The Israelites were not a maritime people. Solomon had a “navy of ships” at Ezion Geber, the eastern branch of the Red Sea; but Hiram sent his shipmen “that had knowledge of the sea” with the servants of Solomon. Ships of Tharshish are also mentioned both in connection with Solomon and Jehoshaphat (1 Kings 9:26-2726And king Solomon made a navy of ships in Ezion-geber, which is beside Eloth, on the shore of the Red sea, in the land of Edom. 27And Hiram sent in the navy his servants, shipmen that had knowledge of the sea, with the servants of Solomon. (1 Kings 9:26‑27); 1 Kings 10:11,2211And the navy also of Hiram, that brought gold from Ophir, brought in from Ophir great plenty of almug trees, and precious stones. (1 Kings 10:11)
22For the king had at sea a navy of Tharshish with the navy of Hiram: once in three years came the navy of Tharshish, bringing gold, and silver, ivory, and apes, and peacocks. (1 Kings 10:22)
; 1 Kings 22:48-4948Jehoshaphat made ships of Tharshish to go to Ophir for gold: but they went not; for the ships were broken at Ezion-geber. 49Then said Ahaziah the son of Ahab unto Jehoshaphat, Let my servants go with thy servants in the ships. But Jehoshaphat would not. (1 Kings 22:48‑49); 2 Chron. 20:36-3736And he joined himself with him to make ships to go to Tarshish: and they made the ships in Ezion-geber. 37Then Eliezer the son of Dodavah of Mareshah prophesied against Jehoshaphat, saying, Because thou hast joined thyself with Ahaziah, the Lord hath broken thy works.
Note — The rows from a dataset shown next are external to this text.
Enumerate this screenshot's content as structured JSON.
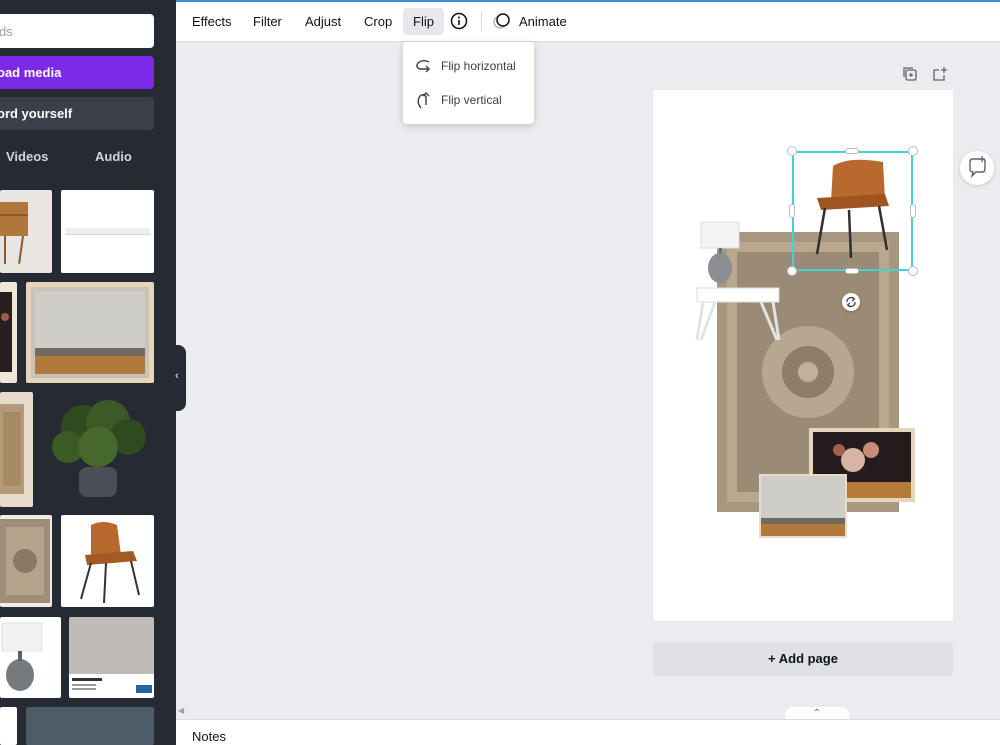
{
  "sidebar": {
    "search_placeholder": "ds",
    "upload_label": "oad media",
    "record_label": "ord yourself",
    "tabs": [
      "Videos",
      "Audio"
    ]
  },
  "toolbar": {
    "effects": "Effects",
    "filter": "Filter",
    "adjust": "Adjust",
    "crop": "Crop",
    "flip": "Flip",
    "animate": "Animate"
  },
  "flip_menu": {
    "horizontal": "Flip horizontal",
    "vertical": "Flip vertical"
  },
  "canvas": {
    "add_page": "+ Add page"
  },
  "notes": {
    "label": "Notes"
  },
  "colors": {
    "accent_purple": "#7d2ae8",
    "selection_cyan": "#3fd3d9",
    "sidebar_bg": "#252a33"
  }
}
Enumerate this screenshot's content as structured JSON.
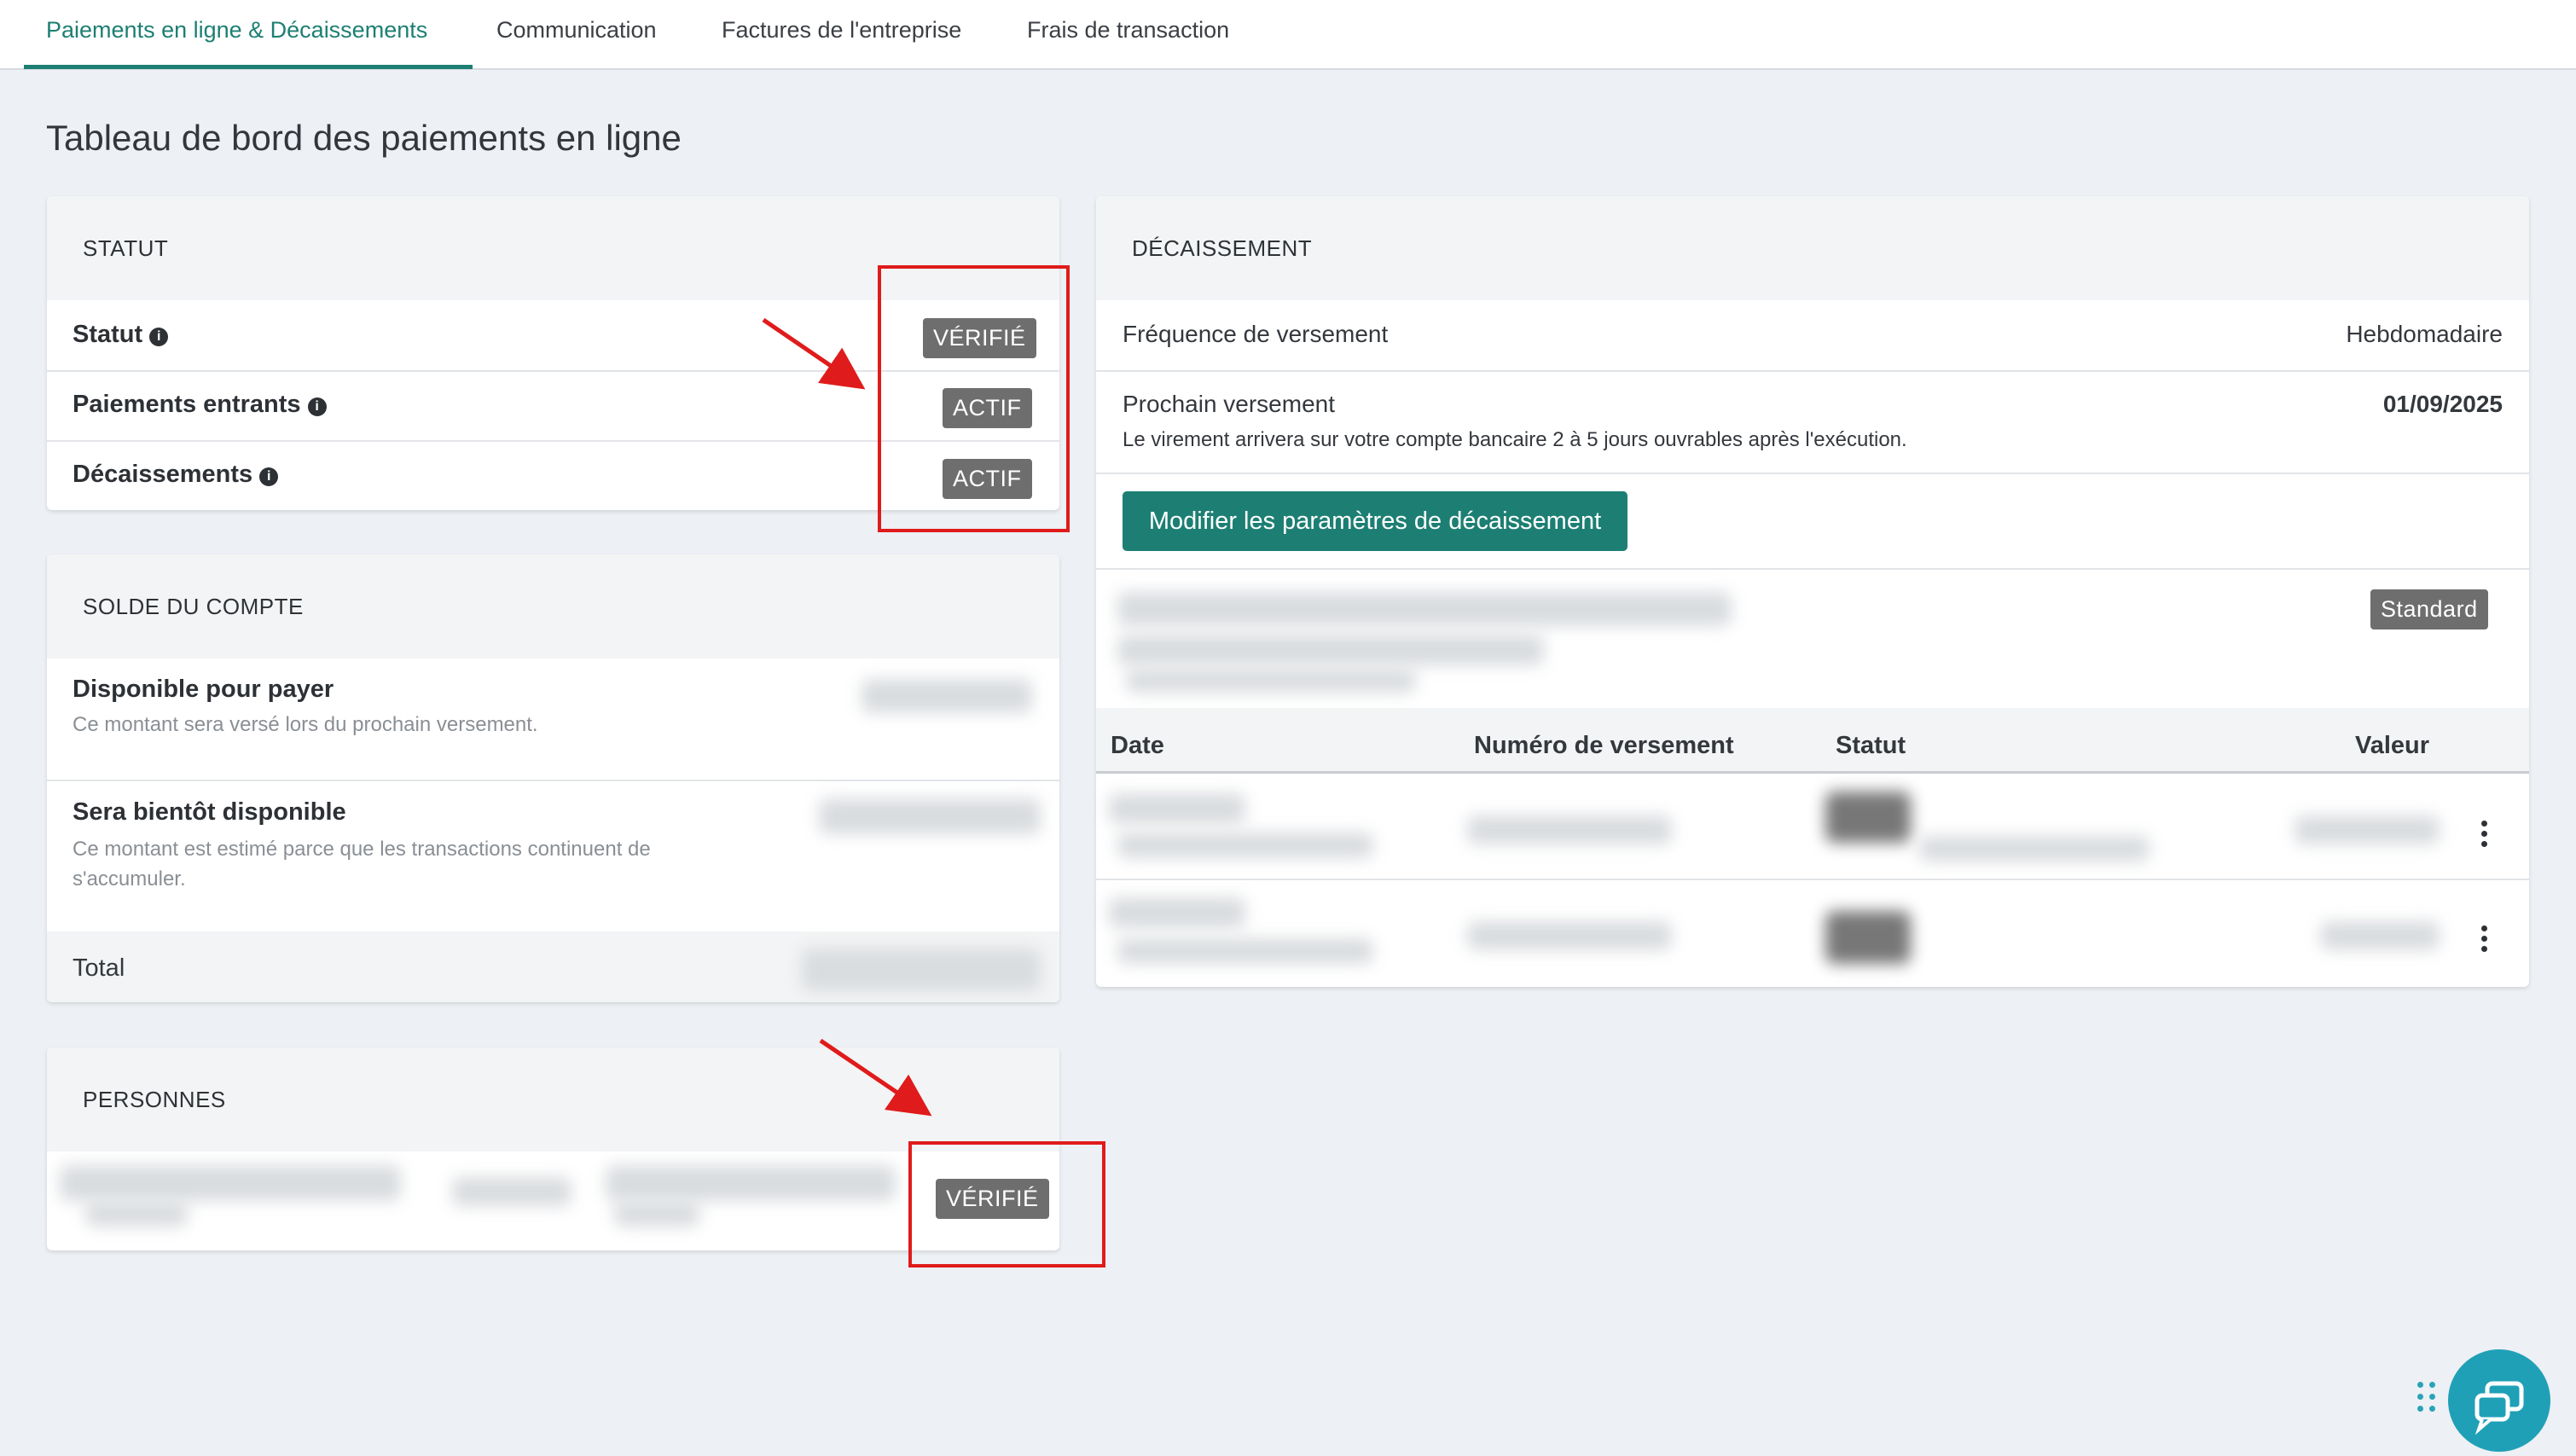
{
  "tabs": [
    {
      "label": "Paiements en ligne & Décaissements",
      "active": true
    },
    {
      "label": "Communication",
      "active": false
    },
    {
      "label": "Factures de l'entreprise",
      "active": false
    },
    {
      "label": "Frais de transaction",
      "active": false
    }
  ],
  "page_title": "Tableau de bord des paiements en ligne",
  "status_card": {
    "title": "STATUT",
    "rows": [
      {
        "label": "Statut",
        "badge": "VÉRIFIÉ"
      },
      {
        "label": "Paiements entrants",
        "badge": "ACTIF"
      },
      {
        "label": "Décaissements",
        "badge": "ACTIF"
      }
    ]
  },
  "balance_card": {
    "title": "SOLDE DU COMPTE",
    "available": {
      "label": "Disponible pour payer",
      "note": "Ce montant sera versé lors du prochain versement."
    },
    "pending": {
      "label": "Sera bientôt disponible",
      "note": "Ce montant est estimé parce que les transactions continuent de s'accumuler."
    },
    "total_label": "Total"
  },
  "persons_card": {
    "title": "PERSONNES",
    "badge": "VÉRIFIÉ"
  },
  "payout_card": {
    "title": "DÉCAISSEMENT",
    "frequency_label": "Fréquence de versement",
    "frequency_value": "Hebdomadaire",
    "next_label": "Prochain versement",
    "next_value": "01/09/2025",
    "next_note": "Le virement arrivera sur votre compte bancaire 2 à 5 jours ouvrables après l'exécution.",
    "modify_button": "Modifier les paramètres de décaissement",
    "account_badge": "Standard",
    "table_headers": [
      "Date",
      "Numéro de versement",
      "Statut",
      "Valeur"
    ]
  },
  "colors": {
    "accent": "#1d7f73",
    "badge_bg": "#6e6e6e",
    "annotation_red": "#e01b1b",
    "chat_bubble": "#1fa0b7"
  }
}
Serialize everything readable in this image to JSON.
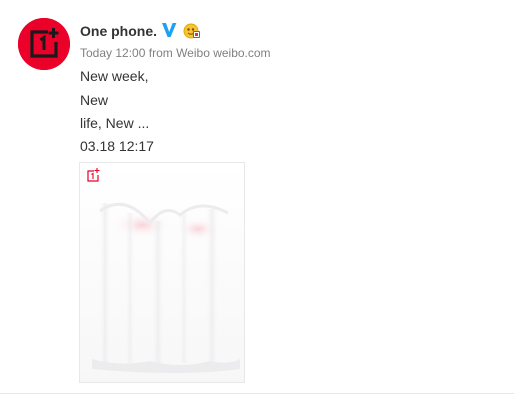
{
  "post": {
    "author": {
      "name": "One phone.",
      "avatar_icon": "oneplus-logo-icon",
      "avatar_color": "#eb0029",
      "verified_icon": "verified-v-icon",
      "verified_color": "#1da1f2",
      "badge_icon": "vip-badge-icon"
    },
    "meta": {
      "time": "Today 12:00",
      "source": "from Weibo weibo.com"
    },
    "text_lines": [
      "New week,",
      "New",
      "life, New ...",
      "03.18 12:17"
    ],
    "media": {
      "watermark_icon": "oneplus-watermark-icon",
      "description_icon": "white-curtain-image"
    }
  }
}
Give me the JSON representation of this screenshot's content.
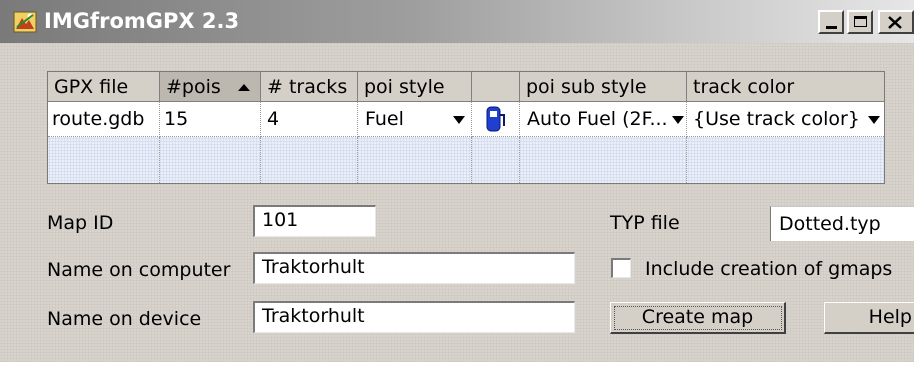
{
  "window": {
    "title": "IMGfromGPX 2.3",
    "controls": {
      "minimize": "_",
      "maximize": "□",
      "close": "×"
    }
  },
  "grid": {
    "columns": [
      "GPX file",
      "#pois",
      "# tracks",
      "poi style",
      "",
      "poi sub style",
      "track color"
    ],
    "sorted_column": "#pois",
    "rows": [
      {
        "gpx_file": "route.gdb",
        "pois": "15",
        "tracks": "4",
        "poi_style": "Fuel",
        "poi_icon": "fuel-pump-icon",
        "poi_sub_style": "Auto Fuel (2F...",
        "track_color": "{Use track color}"
      }
    ]
  },
  "form": {
    "map_id_label": "Map ID",
    "map_id_value": "101",
    "name_computer_label": "Name on computer",
    "name_computer_value": "Traktorhult",
    "name_device_label": "Name on device",
    "name_device_value": "Traktorhult",
    "typ_file_label": "TYP file",
    "typ_file_value": "Dotted.typ",
    "include_gmapsupp_label": "Include creation of gmaps",
    "include_gmapsupp_checked": false
  },
  "buttons": {
    "create_map": "Create map",
    "help": "Help"
  },
  "colors": {
    "window_bg": "#d8d4cc",
    "fuel_icon": "#1f3fd0",
    "alt_row": "#e9eef9"
  }
}
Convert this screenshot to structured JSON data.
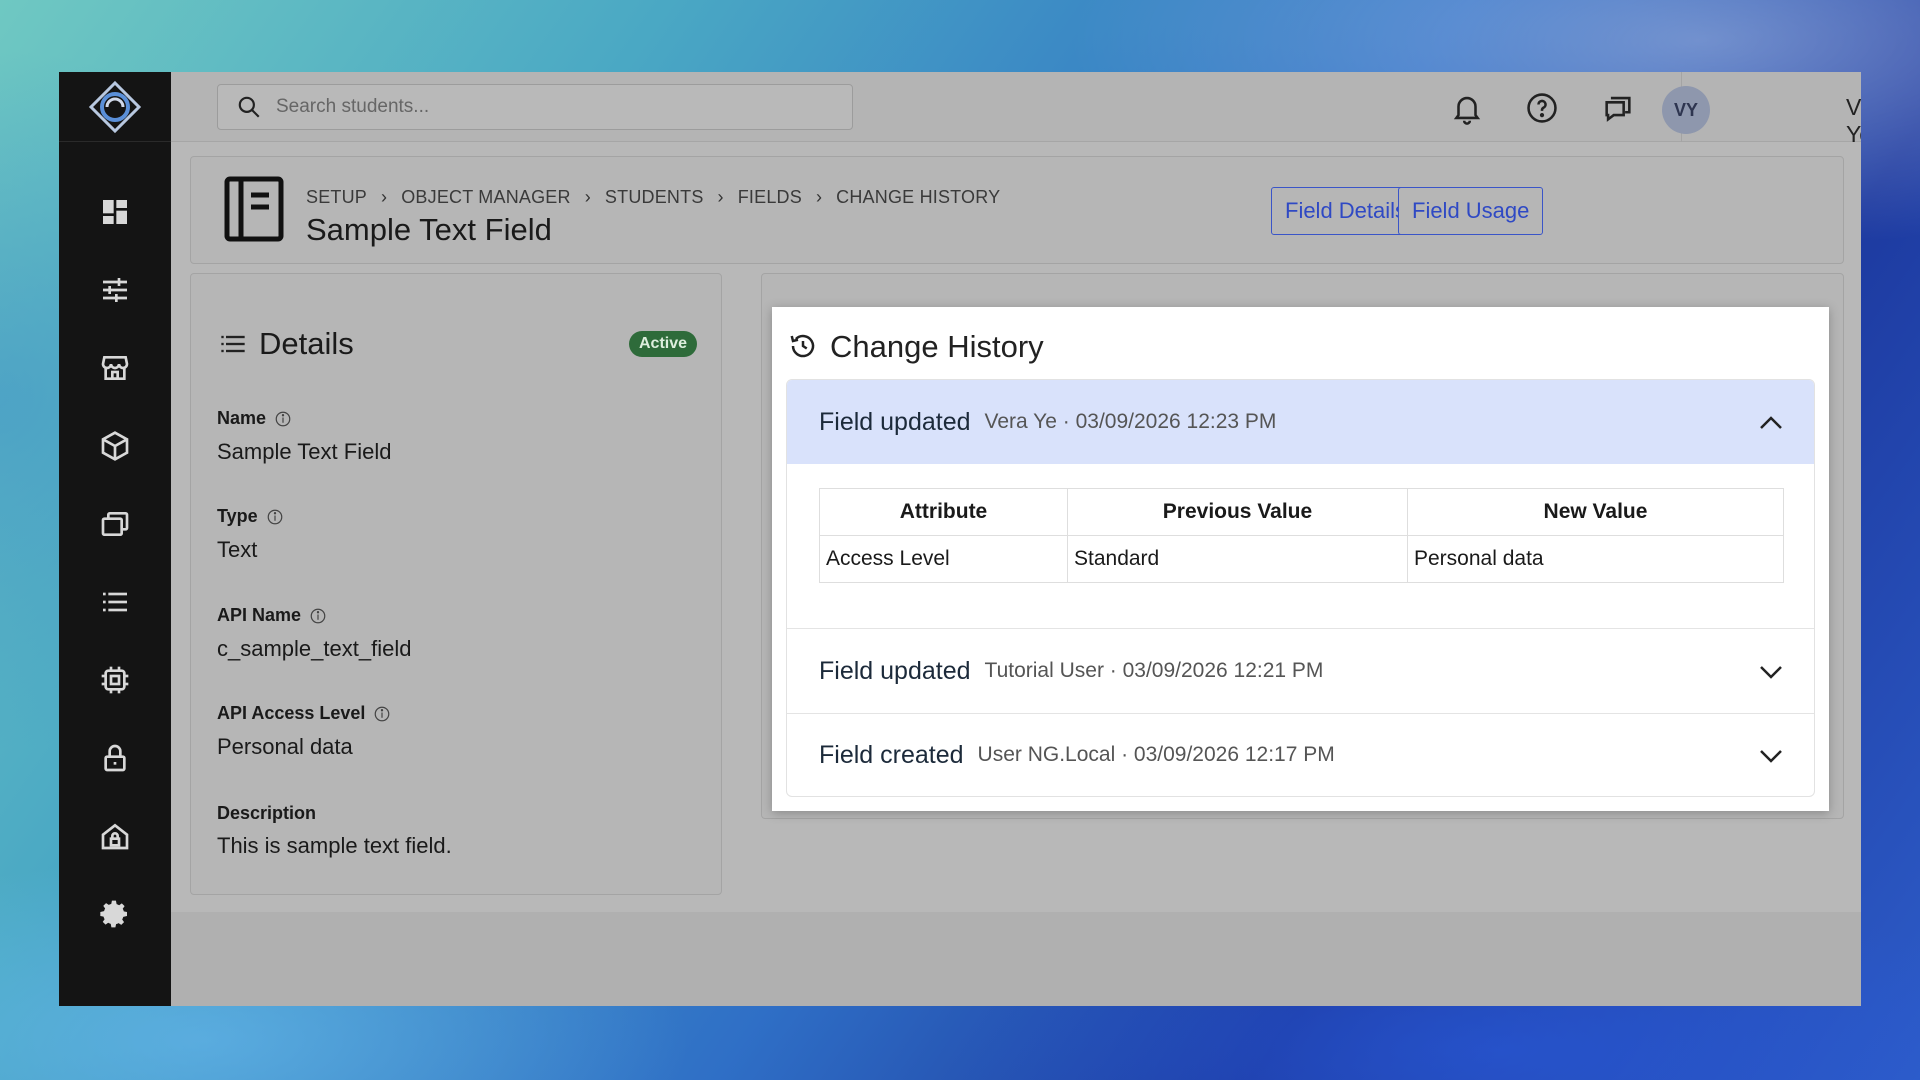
{
  "search": {
    "placeholder": "Search students..."
  },
  "user": {
    "initials": "VY",
    "name": "Vera Ye"
  },
  "sidebar": {
    "items": [
      {
        "icon": "dashboard-icon"
      },
      {
        "icon": "sliders-icon"
      },
      {
        "icon": "store-icon"
      },
      {
        "icon": "cube-icon"
      },
      {
        "icon": "windows-icon"
      },
      {
        "icon": "list-icon"
      },
      {
        "icon": "chip-icon"
      },
      {
        "icon": "lock-icon"
      },
      {
        "icon": "home-lock-icon"
      },
      {
        "icon": "gear-icon"
      }
    ]
  },
  "header": {
    "breadcrumb": [
      "SETUP",
      "OBJECT MANAGER",
      "STUDENTS",
      "FIELDS",
      "CHANGE HISTORY"
    ],
    "title": "Sample Text Field",
    "buttons": {
      "details": "Field Details",
      "usage": "Field Usage"
    }
  },
  "details": {
    "title": "Details",
    "status": "Active",
    "fields": [
      {
        "label": "Name",
        "value": "Sample Text Field"
      },
      {
        "label": "Type",
        "value": "Text"
      },
      {
        "label": "API Name",
        "value": "c_sample_text_field"
      },
      {
        "label": "API Access Level",
        "value": "Personal data"
      },
      {
        "label": "Description",
        "value": "This is sample text field."
      }
    ]
  },
  "history": {
    "title": "Change History",
    "entries": [
      {
        "event": "Field updated",
        "meta": "Vera Ye · 03/09/2026 12:23 PM",
        "expanded": true
      },
      {
        "event": "Field updated",
        "meta": "Tutorial User · 03/09/2026 12:21 PM",
        "expanded": false
      },
      {
        "event": "Field created",
        "meta": "User NG.Local · 03/09/2026 12:17 PM",
        "expanded": false
      }
    ],
    "table": {
      "headers": [
        "Attribute",
        "Previous Value",
        "New Value"
      ],
      "rows": [
        [
          "Access Level",
          "Standard",
          "Personal data"
        ]
      ]
    }
  },
  "colors": {
    "accent": "#2f49c4",
    "badge": "#2e6b3a",
    "expanded_row": "#d9e2fb"
  }
}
And the ships were broken, that they were not able to go to Tarshish. (2 Chronicles 20:36‑37); Psa. 48:77Thou breakest the ships of Tarshish with an east wind. (Psalm 48:7)). The ships so often mentioned on the Sea of Galilee in the Gospels were what are now called fishing boats, and were used as such. The ships in which Paul sailed on the Mediterranean were of course larger; those in which he was taken to Rome are well described by Luke in the Acts of the Apostles: the ship wrecked at Malta was evidently an Alexandrian wheat-ship. The nautical terms employed by Luke show that he was well acquainted with maritime subjects (Acts 27). The word for GALLEY in Isaiah 33:2121But there the glorious Lord will be unto us a place of broad rivers and streams; wherein shall go no galley with oars, neither shall gallant ship pass thereby. (Isaiah 33:21) is the same as that translated “navy” in the Kings.

“496. Papyrus Boats” From Manners and Customs of the Bible:

The papyrus was used on the Nile for making boats. Sometimes bundles of the plant were rudely bound together in the form of a raft or boat; at other times the leaves were plaited, basket-fashion, and coated with bitumen and tar. See note on Exodus 2:33And when she could not longer hide him, she took for him an ark of bulrushes, and daubed it with slime and with pitch, and put the child therein; and she laid it in the flags by the river's brink. (Exodus 2:3) (#103). Similar boats are used on the Euphrates and Tigris. They are circular in shape, and are sometimes covered with leather instead of bitumen.
Another style of vessel is also used on the Nile. The leaves of the papyrus or the palm are placed as a floor upon rafts made of earthen jars which are tied together by the handles. These jars are made in Upper Egypt, and are thus floated down stream by the potters, who sell their ware and walk back to their homes.
On the Euphrates and Tigris the floats are made of inflated skins covered with a flooring of leaves and branches made into wicker work, and having a raised bulwark of the same. These singular vessels are called kelleks, and are of various sizes, from the little family boat resting on three or four skins, to the great raft, forty feet or more in length, and of proportionate width. The latter sort float on several hundred skins, and bear an assorted cargo of merchandise besides passengers. When the cargo has reached its destination the woodwork is sold for fuel, and the skins are taken back by land to be reformed into another vessel. Boats of this description have been used from early historic times, and are referred to by Herodotus and other ancient authors.

“859. Ships Named” From Manners and Customs of the Bible:

Ancient ships had the name on each side of the bow, as with us, and represented by a sculptured figure. The vessel in which Paul now sailed was the “Castor and Pollux,” named after twin deities who were regarded as the special patrons of sailors.